Dublin’s pub sector soars while Brexit looms.
New figures released prove positive with the majority of Dublin pubs forecasting growth in 2019.
As a city which is famous for its watering holes, these facts are probably not all that surprising, however, as Brexit looms there is tension in the air.
The long drawn out process of the UK leaving the EU has proved to strike uncertainty in many businesses minds in Ireland and Britain.
While Brexit’s goal posts continue to be shifted on a daily bases, businesses are sceptical of the long-term effect of the looming political change-up.
A recent report by the Licensed Vintners Association (LVA) entitled The State of the Dublin Pub Trade 2019 outlines the projected growth for Dublin pubs throughout the year.
A promising outcome showed that 48% of Dublin pubs expect to see a growth of 1–10% this year. 18% of pubs in the capital city cited a projected growth of 11–24%, while 2% of pubs are expecting a swell which will see business increase by over 25%.
On the flip side, many Dublin pubs expect to see a decline. 10% of Dublin pubs are preparing themselves for a 1–10% drop in business while only 1% forecast a decline between 11–24%. 21% of Dublin pubs are expecting there to be no change in growth.
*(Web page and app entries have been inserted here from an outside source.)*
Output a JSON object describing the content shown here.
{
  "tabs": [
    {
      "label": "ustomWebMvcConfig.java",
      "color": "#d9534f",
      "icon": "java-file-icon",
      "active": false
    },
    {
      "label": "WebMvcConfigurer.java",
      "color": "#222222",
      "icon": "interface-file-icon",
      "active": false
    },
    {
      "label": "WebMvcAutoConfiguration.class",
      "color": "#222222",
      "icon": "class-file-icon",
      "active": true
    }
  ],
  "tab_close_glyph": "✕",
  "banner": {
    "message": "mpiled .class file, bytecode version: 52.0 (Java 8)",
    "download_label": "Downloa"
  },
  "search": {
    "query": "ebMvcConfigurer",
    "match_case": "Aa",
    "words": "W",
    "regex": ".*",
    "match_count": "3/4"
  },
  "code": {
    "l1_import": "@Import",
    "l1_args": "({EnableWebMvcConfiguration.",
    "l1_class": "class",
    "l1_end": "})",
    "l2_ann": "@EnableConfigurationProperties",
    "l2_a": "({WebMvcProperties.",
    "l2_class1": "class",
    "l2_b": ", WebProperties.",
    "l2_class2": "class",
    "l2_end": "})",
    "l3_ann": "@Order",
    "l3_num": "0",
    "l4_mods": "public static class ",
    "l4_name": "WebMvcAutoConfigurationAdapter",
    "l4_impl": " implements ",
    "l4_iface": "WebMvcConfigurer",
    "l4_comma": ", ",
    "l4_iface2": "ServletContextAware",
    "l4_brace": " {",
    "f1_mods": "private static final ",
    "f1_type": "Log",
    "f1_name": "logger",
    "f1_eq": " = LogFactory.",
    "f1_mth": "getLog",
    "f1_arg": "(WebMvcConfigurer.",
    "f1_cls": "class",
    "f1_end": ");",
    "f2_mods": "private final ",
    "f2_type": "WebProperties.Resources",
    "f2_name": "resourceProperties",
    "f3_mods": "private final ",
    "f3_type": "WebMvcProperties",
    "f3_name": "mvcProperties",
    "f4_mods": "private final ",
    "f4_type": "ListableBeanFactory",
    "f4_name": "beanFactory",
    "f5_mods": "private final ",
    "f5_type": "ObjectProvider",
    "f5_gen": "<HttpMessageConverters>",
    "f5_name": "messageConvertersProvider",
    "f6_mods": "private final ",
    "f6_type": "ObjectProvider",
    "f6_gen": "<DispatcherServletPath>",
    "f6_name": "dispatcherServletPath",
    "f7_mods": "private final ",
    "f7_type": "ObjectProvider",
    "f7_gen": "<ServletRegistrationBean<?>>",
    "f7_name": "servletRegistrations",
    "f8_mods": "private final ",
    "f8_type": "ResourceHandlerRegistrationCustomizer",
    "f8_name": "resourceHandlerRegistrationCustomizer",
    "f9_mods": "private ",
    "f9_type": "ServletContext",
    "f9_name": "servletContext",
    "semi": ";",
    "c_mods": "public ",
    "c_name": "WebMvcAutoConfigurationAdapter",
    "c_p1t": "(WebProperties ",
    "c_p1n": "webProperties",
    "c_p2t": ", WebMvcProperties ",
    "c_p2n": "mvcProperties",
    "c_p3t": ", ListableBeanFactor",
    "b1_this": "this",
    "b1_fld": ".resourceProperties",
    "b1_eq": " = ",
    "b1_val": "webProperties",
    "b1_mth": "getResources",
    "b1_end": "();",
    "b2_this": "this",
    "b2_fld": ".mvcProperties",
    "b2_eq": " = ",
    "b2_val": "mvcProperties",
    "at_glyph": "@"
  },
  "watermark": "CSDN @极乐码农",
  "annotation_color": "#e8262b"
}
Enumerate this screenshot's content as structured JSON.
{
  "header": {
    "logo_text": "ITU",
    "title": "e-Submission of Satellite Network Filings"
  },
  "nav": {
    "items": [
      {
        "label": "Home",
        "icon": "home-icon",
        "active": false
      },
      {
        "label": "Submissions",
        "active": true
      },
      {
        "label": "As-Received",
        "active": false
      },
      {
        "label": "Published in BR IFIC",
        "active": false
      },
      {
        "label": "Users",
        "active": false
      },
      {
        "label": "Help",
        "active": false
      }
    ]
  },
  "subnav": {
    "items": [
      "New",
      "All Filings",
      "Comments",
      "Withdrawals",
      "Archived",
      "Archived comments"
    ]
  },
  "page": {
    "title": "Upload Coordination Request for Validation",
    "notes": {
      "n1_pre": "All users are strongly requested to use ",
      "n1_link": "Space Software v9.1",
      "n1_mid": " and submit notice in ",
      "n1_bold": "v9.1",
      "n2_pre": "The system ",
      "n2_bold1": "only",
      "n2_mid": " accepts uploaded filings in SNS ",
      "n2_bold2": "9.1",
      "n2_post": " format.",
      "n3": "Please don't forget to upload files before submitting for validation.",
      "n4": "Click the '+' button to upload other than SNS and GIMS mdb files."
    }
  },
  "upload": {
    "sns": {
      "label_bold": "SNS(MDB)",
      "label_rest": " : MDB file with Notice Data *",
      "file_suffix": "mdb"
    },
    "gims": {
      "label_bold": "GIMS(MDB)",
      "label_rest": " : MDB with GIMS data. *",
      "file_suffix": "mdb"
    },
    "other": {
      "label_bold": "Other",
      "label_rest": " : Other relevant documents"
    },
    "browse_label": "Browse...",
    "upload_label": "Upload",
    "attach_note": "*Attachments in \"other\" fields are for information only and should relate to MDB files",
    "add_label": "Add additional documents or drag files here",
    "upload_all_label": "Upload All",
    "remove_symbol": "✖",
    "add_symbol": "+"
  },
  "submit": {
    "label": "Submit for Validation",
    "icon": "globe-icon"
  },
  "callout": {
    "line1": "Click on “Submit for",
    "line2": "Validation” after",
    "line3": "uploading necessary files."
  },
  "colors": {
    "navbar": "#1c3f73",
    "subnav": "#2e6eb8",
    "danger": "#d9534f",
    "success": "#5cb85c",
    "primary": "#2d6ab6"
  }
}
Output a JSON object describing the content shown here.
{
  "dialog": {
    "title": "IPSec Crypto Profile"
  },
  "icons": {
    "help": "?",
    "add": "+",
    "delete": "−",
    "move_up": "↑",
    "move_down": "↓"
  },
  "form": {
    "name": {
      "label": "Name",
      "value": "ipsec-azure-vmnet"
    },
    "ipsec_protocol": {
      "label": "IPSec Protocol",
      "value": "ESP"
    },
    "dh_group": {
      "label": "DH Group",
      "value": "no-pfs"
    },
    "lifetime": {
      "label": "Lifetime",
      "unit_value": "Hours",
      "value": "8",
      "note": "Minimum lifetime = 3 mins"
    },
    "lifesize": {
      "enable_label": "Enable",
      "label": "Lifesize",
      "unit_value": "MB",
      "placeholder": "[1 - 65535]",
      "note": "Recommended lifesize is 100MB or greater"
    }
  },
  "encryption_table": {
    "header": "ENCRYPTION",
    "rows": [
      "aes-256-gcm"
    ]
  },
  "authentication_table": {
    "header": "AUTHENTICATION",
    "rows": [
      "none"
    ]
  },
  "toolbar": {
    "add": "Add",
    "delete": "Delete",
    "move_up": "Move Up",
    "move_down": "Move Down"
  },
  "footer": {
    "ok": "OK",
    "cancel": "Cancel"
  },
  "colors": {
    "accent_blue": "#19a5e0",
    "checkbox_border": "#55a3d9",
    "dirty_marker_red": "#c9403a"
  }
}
Dublin Pub Trends
Other elements of Dublin’s unique pub culture have been taken into consideration in this report.
It was revealed that six out of 10 pubs feature live music in the Dublin capital, while drinking trends also were established. Craft beer was singled out as being a new wave trend with over 40% of Dublin pubs offering at least six different types of craft beers or more.
Gin was also highlighted as being a major trend in Dublin bars. Where once the focal point was Guinness and Irish whiskey, now over half of Dublin bars offer at least ten various types of gin.
While Brexit looms, a very real threat hangs over the hospitality sector. A whopping VAT increase from 9% to 13.5% for Dublin pubs could potentially be swaying projected figures of growth, as business owners eagerly await their fate.
In regards to the stance on Dublin pub growth, the LVA said it is “in contrast to the uncertainty experienced by hospitality and tourism businesses based outside the capital, with difficult trading conditions being widely reported”.
Donal O’Keeffe, Chief Executive of the LVA went on to say that pub owners and those in the hospitality sector are “worried about Brexit and what impact that will have on the tourism trade… The decision to hike the hospitality VAT rate is deeply worrying in terms of our tourism competitiveness.”